Eye Contact?

This is day 8 of Grandma's journey and according to the hospice lady, she doesn't have much time. But what does that mean? At this point, it's all relative because two weeks ago they said she didn't have much time.

My aunt (the nurse) said on Friday Grandma's in the condition to hang on for another week and the hospice lady said she had a similar patient who lived for 16 days. That's 16 days without food and water. The human body is amazing.
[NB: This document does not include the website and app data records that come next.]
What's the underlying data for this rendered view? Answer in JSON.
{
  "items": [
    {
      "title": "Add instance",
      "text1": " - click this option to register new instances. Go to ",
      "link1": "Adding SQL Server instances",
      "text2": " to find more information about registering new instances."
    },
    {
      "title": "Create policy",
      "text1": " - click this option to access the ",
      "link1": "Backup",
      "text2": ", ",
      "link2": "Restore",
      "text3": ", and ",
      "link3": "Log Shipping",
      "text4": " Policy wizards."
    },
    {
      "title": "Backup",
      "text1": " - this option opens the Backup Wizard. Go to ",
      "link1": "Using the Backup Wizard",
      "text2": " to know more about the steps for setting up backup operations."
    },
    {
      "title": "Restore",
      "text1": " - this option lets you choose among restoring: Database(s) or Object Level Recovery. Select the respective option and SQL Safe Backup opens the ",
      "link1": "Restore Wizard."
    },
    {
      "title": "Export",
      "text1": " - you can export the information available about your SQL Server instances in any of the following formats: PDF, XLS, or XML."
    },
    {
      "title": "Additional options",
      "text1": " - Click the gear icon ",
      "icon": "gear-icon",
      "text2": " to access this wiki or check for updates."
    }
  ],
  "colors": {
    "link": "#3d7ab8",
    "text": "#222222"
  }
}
I've been up to Sarasota most days since a week ago last Wednesday (the day I returned from Obama's inauguration) and didn't see much difference Monday, Tuesday, or Thursday. She seemed somewhat responsive to voices and would raise her eyebrows or move her mouth as if trying to say something. But Friday was different. When I walked in, she opened her eyes and apparently, it was the first time she's opened them since her journey began. (Note: the term "journey" is the hospice phrase for "dying.") Her mouth also moved as if she was trying to say something but nothing came out.

Her eyes were glassy and just stared. Her head moved but her eyes didn't.
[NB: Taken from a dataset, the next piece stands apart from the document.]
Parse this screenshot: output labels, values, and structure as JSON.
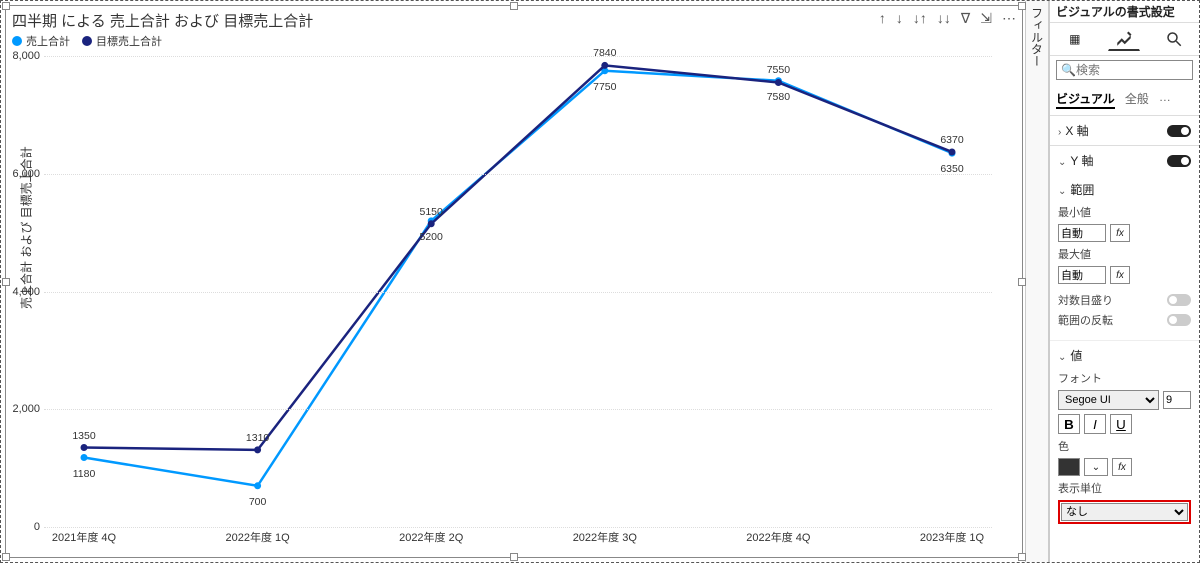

I wasn't thinking, "oh, she's getting better." I'm not letting myself believe that, but I had to wonder, does she know what's happening? If she does, I know she's thinking this isn't the way it was supposed to happen.

I truly thought she'd be able to will herself to die. That she'd be able to go to sleep and pass peacefully. That's what she wanted. Spending her finals days in a hospital hooked up to oxygen and pumped with morphine is not what she wanted. (Although, being pumped with morphine probably isn't all the bad for the dying.)

She said her goodbyes, put her life in order prior to her stroke, all of her children have visited, yet she's still hanging on. Is it because when we say "good night" and "see you tomorrow" she's thinking she needs to hang on? Tomorrow night, should I just tell her "pleasant dreams"? Or is it because no one can will themselves to die and nature just needs to take its course?

The hospice lady told Mom most patients pass when no one is around. She told stories of how family members would spend hours at a time with their loved one, yet when they take a break, the patient's journey ends. That's how my other grandmother went, with no one with her after family visited days on end.

I also wonder if they pass because they know no one is there and have given up hope. The flip side is, do they know they're alone and pass because it would save their loved one from seeing them die?

I'm starting to hate the hospital. The nurses and staff are extremely nice. Some come in and pray, one brings aromatherapy scents, they know the family and seem to care about our well being. The place is also very clean. Those aren't the reasons I hate it.

I hate pushing the elevator button for the 8th floor where Grandma is. I associate it with death. A patient on her floor expired over the weekend and the days are limited for the patient in the room next to her. I can't stand the smell - that distinct, sterile odor invading my nostrils as soon as I walk through the doors is repulsive. Ironically, it doesn't stop me (or others) from eating lunch, etc., in her room.

We continue to rub our hands with the disinfectant that's mounted outside her room. I'm not sure why. It's meant to prevent germs from entering her room but at this point, does it really matter?

Tonight, I'm remembering the happy times spent with Grandma and praying for her peace.


Anonymous said…
A friend passed away under similar circumstances and I remember wondering why he couldn't die and do himself and everyone else a favor.
Then I remember feeling bad for thinking that, but knowing that I was not really wrong.
Your emotions run the full gambit when you standby for someones passing.